Van Bramer Pushes For Library In Hunters Point
At the Long Island City Business Development Corporation April breakfast, City Councilmember Jimmy Van Bramer arrived a little late for an address he’d pledged to start at a definite time, indicating that his busy day had already begun. Perhaps inevitably, he said he was pressed for time, since he had to drive to Albany for meetings with legislative figures and then come back for final business in the city that evening. He said the experience of being a city councilmember since becoming one in January was “dizzying”.
Van Bramer is a member of nine council committees and is chairman of the committee for libraries, cultural affairs and international group relations. At least two-thirds of that title appeals to him greatly, given his interest in the arts and his background in the Queens Borough Public Library system. He spoke at the MetLife building in Long Island City, a part of Queens that has long been a commercial and industrial center and which in recent years has become home to several artistic and cultural ventures. He finds no clash between the new uses of Long Island City and the traditional ones. He said that arts organizations represent “a significant investment” both locally and citywide and thanked the businesspersons who sit on their boards. He also thanked City Council Speaker Christine Quinn for having a similar attitude toward arts and business and encouraging his efforts.
He described libraries as “a passion of mine”. Many believe that there is a crying need to build a library in Hunters Point, and certainly room has been made for one, though since funding to build it is lacking, there is at present only the vacant lot where it would stand. An inquirer in the audience asked where the site is, and Van Bramer identified it as Parcel 8 on Center Boulevard at 48th Avenue, near which several high-rise residential buildings have gone up in recent years, with several more to follow. He said the plan is to build a library that is 18,000 to 20,000 square feet in size, at a cost of about $20 million. Hearing of that plan, some have complained that it’s too small, he said; a 30,000-square-foot structure (at a cost of nearly that amount, it is surmised), with splendid appointments, would be more of what the neighborhood deserves. Van Bramer abhors both the absence of the library and waiting for it to be built. He would gladly take a smaller one that might in time be added to. Until it is built, the nearby residents can only look out their windows at the vacant lot and dream of the time when there will be a library with what the councilmember said should be “a stunning view” of the river, the waterside Gantry State Park and the Manhattan skyline.

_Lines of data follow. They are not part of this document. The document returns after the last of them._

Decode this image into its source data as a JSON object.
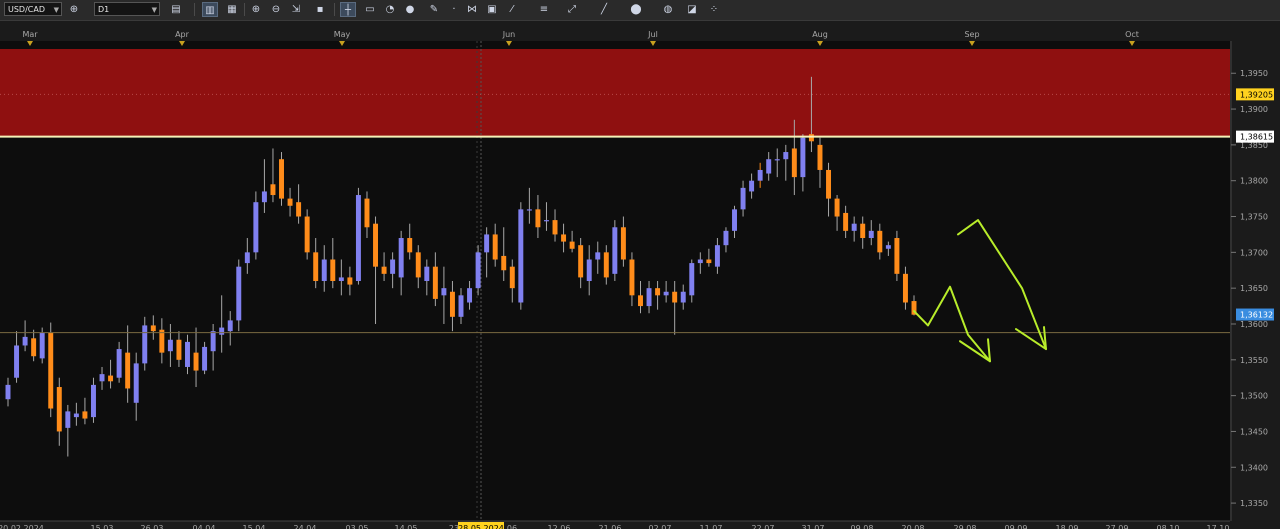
{
  "toolbar": {
    "symbol": "USD/CAD",
    "timeframe": "D1",
    "icons": [
      "chart-type-icon",
      "compare-icon",
      "indicators-icon",
      "crosshair-icon",
      "zoom-in-icon",
      "zoom-out-icon",
      "cursor-icon",
      "trendline-icon",
      "text-icon",
      "shapes-icon",
      "color-icon",
      "pencil-icon",
      "objects-icon",
      "screenshot-icon",
      "fibonacci-icon",
      "channel-icon",
      "gann-icon",
      "circle-icon",
      "delete-icon",
      "settings-icon"
    ]
  },
  "chart_data": {
    "type": "candlestick",
    "symbol": "USD/CAD",
    "timeframe": "D1",
    "ylim": [
      1.3325,
      1.3995
    ],
    "y_ticks": [
      "1,3950",
      "1,3900",
      "1,3850",
      "1,3800",
      "1,3750",
      "1,3700",
      "1,3650",
      "1,3600",
      "1,3550",
      "1,3500",
      "1,3450",
      "1,3400",
      "1,3350"
    ],
    "y_tick_values": [
      1.395,
      1.39,
      1.385,
      1.38,
      1.375,
      1.37,
      1.365,
      1.36,
      1.355,
      1.35,
      1.345,
      1.34,
      1.335
    ],
    "month_labels": [
      "Mar",
      "Apr",
      "May",
      "Jun",
      "Jul",
      "Aug",
      "Sep",
      "Oct"
    ],
    "date_labels": [
      "20.02.2024",
      "15.03",
      "26.03",
      "04.04",
      "15.04",
      "24.04",
      "03.05",
      "14.05",
      "23",
      "28.05.2024",
      "06",
      "12.06",
      "21.06",
      "02.07",
      "11.07",
      "22.07",
      "31.07",
      "09.08",
      "20.08",
      "29.08",
      "09.09",
      "18.09",
      "27.09",
      "08.10",
      "17.10"
    ],
    "highlighted_date": "28.05.2024",
    "price_labels": [
      {
        "text": "1,39205",
        "value": 1.39205,
        "color": "#ffd21f",
        "text_color": "#000000"
      },
      {
        "text": "1,38615",
        "value": 1.38615,
        "color": "#ffffff",
        "text_color": "#000000"
      },
      {
        "text": "1,36132",
        "value": 1.36132,
        "color": "#3a8de0",
        "text_color": "#ffffff"
      }
    ],
    "resistance_zone": {
      "from": 1.38615,
      "to": 1.3995,
      "color": "#8f1010"
    },
    "resistance_line": {
      "value": 1.38615,
      "color": "#f6f2b8"
    },
    "support_line": {
      "value": 1.3588,
      "color": "#7a6a40"
    },
    "dashed_marker_line": "28.05.2024",
    "colors": {
      "up": "#8080f0",
      "down": "#ff8c1a",
      "wick": "#a8a8a8",
      "background": "#0d0d0d",
      "hand_drawn": "#b8ec2a"
    },
    "hand_drawn_forecast": [
      {
        "points": [
          [
            1.3618
          ],
          [
            1.3598
          ],
          [
            1.3652
          ],
          [
            1.3585
          ],
          [
            1.3548
          ]
        ],
        "arrow": "down"
      },
      {
        "points": [
          [
            1.3725
          ],
          [
            1.3745
          ],
          [
            1.365
          ],
          [
            1.3565
          ]
        ],
        "arrow": "down"
      }
    ],
    "candles": [
      {
        "o": 1.3495,
        "h": 1.3525,
        "l": 1.3485,
        "c": 1.3515
      },
      {
        "o": 1.3525,
        "h": 1.359,
        "l": 1.3518,
        "c": 1.357
      },
      {
        "o": 1.357,
        "h": 1.3605,
        "l": 1.3562,
        "c": 1.3582
      },
      {
        "o": 1.358,
        "h": 1.3592,
        "l": 1.3548,
        "c": 1.3555
      },
      {
        "o": 1.3552,
        "h": 1.3595,
        "l": 1.3545,
        "c": 1.3588
      },
      {
        "o": 1.3588,
        "h": 1.3602,
        "l": 1.347,
        "c": 1.3482
      },
      {
        "o": 1.3512,
        "h": 1.3525,
        "l": 1.343,
        "c": 1.345
      },
      {
        "o": 1.3455,
        "h": 1.3487,
        "l": 1.3415,
        "c": 1.3478
      },
      {
        "o": 1.347,
        "h": 1.349,
        "l": 1.3458,
        "c": 1.3475
      },
      {
        "o": 1.3478,
        "h": 1.3497,
        "l": 1.346,
        "c": 1.3468
      },
      {
        "o": 1.347,
        "h": 1.3525,
        "l": 1.3462,
        "c": 1.3515
      },
      {
        "o": 1.352,
        "h": 1.354,
        "l": 1.3508,
        "c": 1.353
      },
      {
        "o": 1.3528,
        "h": 1.355,
        "l": 1.351,
        "c": 1.352
      },
      {
        "o": 1.3525,
        "h": 1.3575,
        "l": 1.3518,
        "c": 1.3565
      },
      {
        "o": 1.356,
        "h": 1.3598,
        "l": 1.349,
        "c": 1.351
      },
      {
        "o": 1.349,
        "h": 1.356,
        "l": 1.3465,
        "c": 1.3545
      },
      {
        "o": 1.3545,
        "h": 1.361,
        "l": 1.3535,
        "c": 1.3598
      },
      {
        "o": 1.3598,
        "h": 1.3612,
        "l": 1.3578,
        "c": 1.359
      },
      {
        "o": 1.3592,
        "h": 1.3608,
        "l": 1.3545,
        "c": 1.356
      },
      {
        "o": 1.3562,
        "h": 1.36,
        "l": 1.354,
        "c": 1.3578
      },
      {
        "o": 1.3578,
        "h": 1.359,
        "l": 1.354,
        "c": 1.355
      },
      {
        "o": 1.354,
        "h": 1.3585,
        "l": 1.353,
        "c": 1.3575
      },
      {
        "o": 1.356,
        "h": 1.3595,
        "l": 1.3512,
        "c": 1.3535
      },
      {
        "o": 1.3535,
        "h": 1.3575,
        "l": 1.353,
        "c": 1.3568
      },
      {
        "o": 1.3562,
        "h": 1.36,
        "l": 1.3535,
        "c": 1.359
      },
      {
        "o": 1.3585,
        "h": 1.364,
        "l": 1.356,
        "c": 1.3595
      },
      {
        "o": 1.359,
        "h": 1.3618,
        "l": 1.357,
        "c": 1.3605
      },
      {
        "o": 1.3605,
        "h": 1.369,
        "l": 1.359,
        "c": 1.368
      },
      {
        "o": 1.3685,
        "h": 1.372,
        "l": 1.367,
        "c": 1.37
      },
      {
        "o": 1.37,
        "h": 1.3785,
        "l": 1.369,
        "c": 1.377
      },
      {
        "o": 1.377,
        "h": 1.383,
        "l": 1.3755,
        "c": 1.3785
      },
      {
        "o": 1.3795,
        "h": 1.3845,
        "l": 1.377,
        "c": 1.378
      },
      {
        "o": 1.383,
        "h": 1.384,
        "l": 1.3765,
        "c": 1.3775
      },
      {
        "o": 1.3775,
        "h": 1.379,
        "l": 1.375,
        "c": 1.3765
      },
      {
        "o": 1.377,
        "h": 1.3795,
        "l": 1.374,
        "c": 1.375
      },
      {
        "o": 1.375,
        "h": 1.376,
        "l": 1.369,
        "c": 1.37
      },
      {
        "o": 1.37,
        "h": 1.372,
        "l": 1.365,
        "c": 1.366
      },
      {
        "o": 1.366,
        "h": 1.371,
        "l": 1.3645,
        "c": 1.369
      },
      {
        "o": 1.369,
        "h": 1.372,
        "l": 1.365,
        "c": 1.366
      },
      {
        "o": 1.366,
        "h": 1.369,
        "l": 1.364,
        "c": 1.3665
      },
      {
        "o": 1.3665,
        "h": 1.368,
        "l": 1.364,
        "c": 1.3655
      },
      {
        "o": 1.366,
        "h": 1.379,
        "l": 1.3655,
        "c": 1.378
      },
      {
        "o": 1.3775,
        "h": 1.3785,
        "l": 1.372,
        "c": 1.3735
      },
      {
        "o": 1.374,
        "h": 1.375,
        "l": 1.36,
        "c": 1.368
      },
      {
        "o": 1.368,
        "h": 1.37,
        "l": 1.366,
        "c": 1.367
      },
      {
        "o": 1.367,
        "h": 1.37,
        "l": 1.365,
        "c": 1.369
      },
      {
        "o": 1.3665,
        "h": 1.373,
        "l": 1.364,
        "c": 1.372
      },
      {
        "o": 1.372,
        "h": 1.374,
        "l": 1.369,
        "c": 1.37
      },
      {
        "o": 1.37,
        "h": 1.371,
        "l": 1.365,
        "c": 1.3665
      },
      {
        "o": 1.366,
        "h": 1.369,
        "l": 1.364,
        "c": 1.368
      },
      {
        "o": 1.368,
        "h": 1.37,
        "l": 1.3625,
        "c": 1.3635
      },
      {
        "o": 1.364,
        "h": 1.368,
        "l": 1.36,
        "c": 1.365
      },
      {
        "o": 1.3645,
        "h": 1.366,
        "l": 1.359,
        "c": 1.361
      },
      {
        "o": 1.361,
        "h": 1.365,
        "l": 1.36,
        "c": 1.364
      },
      {
        "o": 1.363,
        "h": 1.366,
        "l": 1.362,
        "c": 1.365
      },
      {
        "o": 1.365,
        "h": 1.371,
        "l": 1.364,
        "c": 1.37
      },
      {
        "o": 1.37,
        "h": 1.3735,
        "l": 1.3665,
        "c": 1.3725
      },
      {
        "o": 1.3725,
        "h": 1.374,
        "l": 1.368,
        "c": 1.369
      },
      {
        "o": 1.3695,
        "h": 1.3735,
        "l": 1.366,
        "c": 1.3675
      },
      {
        "o": 1.368,
        "h": 1.369,
        "l": 1.363,
        "c": 1.365
      },
      {
        "o": 1.363,
        "h": 1.377,
        "l": 1.362,
        "c": 1.376
      },
      {
        "o": 1.376,
        "h": 1.379,
        "l": 1.374,
        "c": 1.376
      },
      {
        "o": 1.376,
        "h": 1.378,
        "l": 1.372,
        "c": 1.3735
      },
      {
        "o": 1.3745,
        "h": 1.377,
        "l": 1.373,
        "c": 1.3745
      },
      {
        "o": 1.3745,
        "h": 1.376,
        "l": 1.3715,
        "c": 1.3725
      },
      {
        "o": 1.3725,
        "h": 1.374,
        "l": 1.37,
        "c": 1.3715
      },
      {
        "o": 1.3715,
        "h": 1.373,
        "l": 1.37,
        "c": 1.3705
      },
      {
        "o": 1.371,
        "h": 1.372,
        "l": 1.365,
        "c": 1.3665
      },
      {
        "o": 1.366,
        "h": 1.371,
        "l": 1.364,
        "c": 1.369
      },
      {
        "o": 1.369,
        "h": 1.3715,
        "l": 1.367,
        "c": 1.37
      },
      {
        "o": 1.37,
        "h": 1.371,
        "l": 1.3655,
        "c": 1.3665
      },
      {
        "o": 1.367,
        "h": 1.3745,
        "l": 1.366,
        "c": 1.3735
      },
      {
        "o": 1.3735,
        "h": 1.375,
        "l": 1.368,
        "c": 1.369
      },
      {
        "o": 1.369,
        "h": 1.37,
        "l": 1.3625,
        "c": 1.364
      },
      {
        "o": 1.364,
        "h": 1.366,
        "l": 1.3615,
        "c": 1.3625
      },
      {
        "o": 1.3625,
        "h": 1.366,
        "l": 1.3615,
        "c": 1.365
      },
      {
        "o": 1.365,
        "h": 1.366,
        "l": 1.362,
        "c": 1.364
      },
      {
        "o": 1.364,
        "h": 1.366,
        "l": 1.363,
        "c": 1.3645
      },
      {
        "o": 1.3645,
        "h": 1.366,
        "l": 1.3585,
        "c": 1.363
      },
      {
        "o": 1.363,
        "h": 1.3655,
        "l": 1.362,
        "c": 1.3645
      },
      {
        "o": 1.364,
        "h": 1.369,
        "l": 1.363,
        "c": 1.3685
      },
      {
        "o": 1.3685,
        "h": 1.37,
        "l": 1.367,
        "c": 1.369
      },
      {
        "o": 1.369,
        "h": 1.3705,
        "l": 1.368,
        "c": 1.3685
      },
      {
        "o": 1.368,
        "h": 1.372,
        "l": 1.367,
        "c": 1.371
      },
      {
        "o": 1.371,
        "h": 1.3735,
        "l": 1.37,
        "c": 1.373
      },
      {
        "o": 1.373,
        "h": 1.3765,
        "l": 1.372,
        "c": 1.376
      },
      {
        "o": 1.376,
        "h": 1.38,
        "l": 1.375,
        "c": 1.379
      },
      {
        "o": 1.3785,
        "h": 1.381,
        "l": 1.3775,
        "c": 1.38
      },
      {
        "o": 1.38,
        "h": 1.3825,
        "l": 1.379,
        "c": 1.3815
      },
      {
        "o": 1.381,
        "h": 1.384,
        "l": 1.38,
        "c": 1.383
      },
      {
        "o": 1.383,
        "h": 1.3845,
        "l": 1.3805,
        "c": 1.383
      },
      {
        "o": 1.383,
        "h": 1.385,
        "l": 1.38,
        "c": 1.384
      },
      {
        "o": 1.3845,
        "h": 1.3885,
        "l": 1.378,
        "c": 1.3805
      },
      {
        "o": 1.3805,
        "h": 1.3865,
        "l": 1.3785,
        "c": 1.386
      },
      {
        "o": 1.3865,
        "h": 1.3945,
        "l": 1.384,
        "c": 1.3855
      },
      {
        "o": 1.385,
        "h": 1.386,
        "l": 1.379,
        "c": 1.3815
      },
      {
        "o": 1.3815,
        "h": 1.3825,
        "l": 1.375,
        "c": 1.3775
      },
      {
        "o": 1.3775,
        "h": 1.378,
        "l": 1.373,
        "c": 1.375
      },
      {
        "o": 1.3755,
        "h": 1.3765,
        "l": 1.372,
        "c": 1.373
      },
      {
        "o": 1.373,
        "h": 1.375,
        "l": 1.3715,
        "c": 1.374
      },
      {
        "o": 1.374,
        "h": 1.375,
        "l": 1.3705,
        "c": 1.372
      },
      {
        "o": 1.372,
        "h": 1.3745,
        "l": 1.371,
        "c": 1.373
      },
      {
        "o": 1.373,
        "h": 1.374,
        "l": 1.369,
        "c": 1.37
      },
      {
        "o": 1.3705,
        "h": 1.3715,
        "l": 1.3695,
        "c": 1.371
      },
      {
        "o": 1.372,
        "h": 1.373,
        "l": 1.366,
        "c": 1.367
      },
      {
        "o": 1.367,
        "h": 1.368,
        "l": 1.362,
        "c": 1.363
      },
      {
        "o": 1.3632,
        "h": 1.364,
        "l": 1.3612,
        "c": 1.3613
      }
    ]
  }
}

He said that he and the rest of the council had voted on a “tenuous” budget and he was driving to Albany to see a few legislators and attend a working luncheon. He said that any measure the council adopts is passed on to the state Assembly and senate to be accepted or rejected, so he must occasionally go to Albany and confer on behalf of council legislation.
He was soon on his way, but not before taking questions about the lack of parking spaces in the Queens Plaza area and the possible incursion there of strip clubs. Of the former he said that while nobody misses the 1971 garage that has been replaced by the Tisch tower, many miss what it provided; it’s rough waiting for the garage that is to be included in the new building. He had no happy answer for their laments, only observing that he’d heard many of them, especially from bureaucrats who’d lost a parking resort when the garage came down. He said that if Manhattan drives strip clubs from its streets and in effect chases them over to Queens, it is not enough for him and others to “hold a protest outside Sin City” in the hope that such action by itself will make it go away. The strip joints, such as the one its owners are determined to establish on 21st Street facing an exit from the upper level of the Queensboro Bridge, must be made to know they’re not wanted, he said, even if that results only in driving them to some other neighborhoods, transferring the problem.